(Raw data Opens)
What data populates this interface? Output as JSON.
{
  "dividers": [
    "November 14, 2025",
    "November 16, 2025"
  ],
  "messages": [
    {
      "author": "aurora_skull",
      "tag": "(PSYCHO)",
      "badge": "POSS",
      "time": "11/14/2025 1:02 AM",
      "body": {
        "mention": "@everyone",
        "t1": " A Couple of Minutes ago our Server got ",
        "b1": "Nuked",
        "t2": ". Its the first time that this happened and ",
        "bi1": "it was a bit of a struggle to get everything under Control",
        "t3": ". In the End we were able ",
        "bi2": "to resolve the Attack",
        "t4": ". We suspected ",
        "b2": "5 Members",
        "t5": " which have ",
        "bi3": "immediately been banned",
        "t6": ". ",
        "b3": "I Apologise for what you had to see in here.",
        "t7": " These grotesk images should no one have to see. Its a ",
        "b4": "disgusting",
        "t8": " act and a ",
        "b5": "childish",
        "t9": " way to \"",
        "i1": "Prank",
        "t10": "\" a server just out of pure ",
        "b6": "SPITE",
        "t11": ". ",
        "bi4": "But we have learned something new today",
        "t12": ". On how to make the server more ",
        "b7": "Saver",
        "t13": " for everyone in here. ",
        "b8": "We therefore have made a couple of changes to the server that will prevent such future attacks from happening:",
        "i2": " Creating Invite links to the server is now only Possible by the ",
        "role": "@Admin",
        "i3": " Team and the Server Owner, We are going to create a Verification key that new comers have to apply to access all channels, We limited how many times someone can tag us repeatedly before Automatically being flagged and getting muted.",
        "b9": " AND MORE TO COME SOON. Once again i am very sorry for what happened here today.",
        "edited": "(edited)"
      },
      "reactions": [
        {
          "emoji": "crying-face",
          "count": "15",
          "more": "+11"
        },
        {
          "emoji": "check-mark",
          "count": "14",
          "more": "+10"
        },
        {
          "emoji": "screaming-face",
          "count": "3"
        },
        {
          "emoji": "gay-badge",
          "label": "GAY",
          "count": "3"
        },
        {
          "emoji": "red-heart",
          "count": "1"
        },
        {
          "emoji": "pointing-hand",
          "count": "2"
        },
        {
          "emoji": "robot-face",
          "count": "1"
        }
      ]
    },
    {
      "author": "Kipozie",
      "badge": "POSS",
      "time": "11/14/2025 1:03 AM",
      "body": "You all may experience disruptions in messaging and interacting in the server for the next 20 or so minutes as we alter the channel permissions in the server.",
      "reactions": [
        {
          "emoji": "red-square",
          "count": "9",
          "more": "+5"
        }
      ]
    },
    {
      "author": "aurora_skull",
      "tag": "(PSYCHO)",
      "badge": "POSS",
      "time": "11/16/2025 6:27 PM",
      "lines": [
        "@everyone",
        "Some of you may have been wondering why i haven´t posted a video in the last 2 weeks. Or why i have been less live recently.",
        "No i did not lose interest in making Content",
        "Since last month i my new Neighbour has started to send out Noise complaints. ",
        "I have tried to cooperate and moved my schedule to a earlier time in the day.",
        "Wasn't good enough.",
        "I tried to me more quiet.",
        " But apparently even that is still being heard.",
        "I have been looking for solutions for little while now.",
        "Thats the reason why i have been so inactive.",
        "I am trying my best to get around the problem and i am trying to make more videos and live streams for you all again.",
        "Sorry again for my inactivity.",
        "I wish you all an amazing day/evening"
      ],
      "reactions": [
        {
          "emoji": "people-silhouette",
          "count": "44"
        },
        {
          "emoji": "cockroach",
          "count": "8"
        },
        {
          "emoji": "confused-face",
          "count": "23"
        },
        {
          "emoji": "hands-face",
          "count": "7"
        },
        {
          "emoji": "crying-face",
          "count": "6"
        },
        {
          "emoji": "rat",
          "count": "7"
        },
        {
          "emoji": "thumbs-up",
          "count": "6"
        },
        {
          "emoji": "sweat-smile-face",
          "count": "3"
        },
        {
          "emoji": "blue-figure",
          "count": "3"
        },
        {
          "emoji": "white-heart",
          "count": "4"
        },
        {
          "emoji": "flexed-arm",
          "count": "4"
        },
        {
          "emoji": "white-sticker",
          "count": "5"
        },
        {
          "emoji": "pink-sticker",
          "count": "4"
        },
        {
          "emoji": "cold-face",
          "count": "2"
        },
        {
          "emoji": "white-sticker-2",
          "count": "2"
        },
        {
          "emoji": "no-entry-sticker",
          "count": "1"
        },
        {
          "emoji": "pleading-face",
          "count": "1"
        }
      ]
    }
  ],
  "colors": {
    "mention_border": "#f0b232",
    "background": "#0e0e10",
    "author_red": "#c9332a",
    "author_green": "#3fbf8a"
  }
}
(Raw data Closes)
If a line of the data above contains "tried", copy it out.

        "I have tried to cooperate and moved my schedule to a earlier time in the day.",
        "I tried to me more quiet.",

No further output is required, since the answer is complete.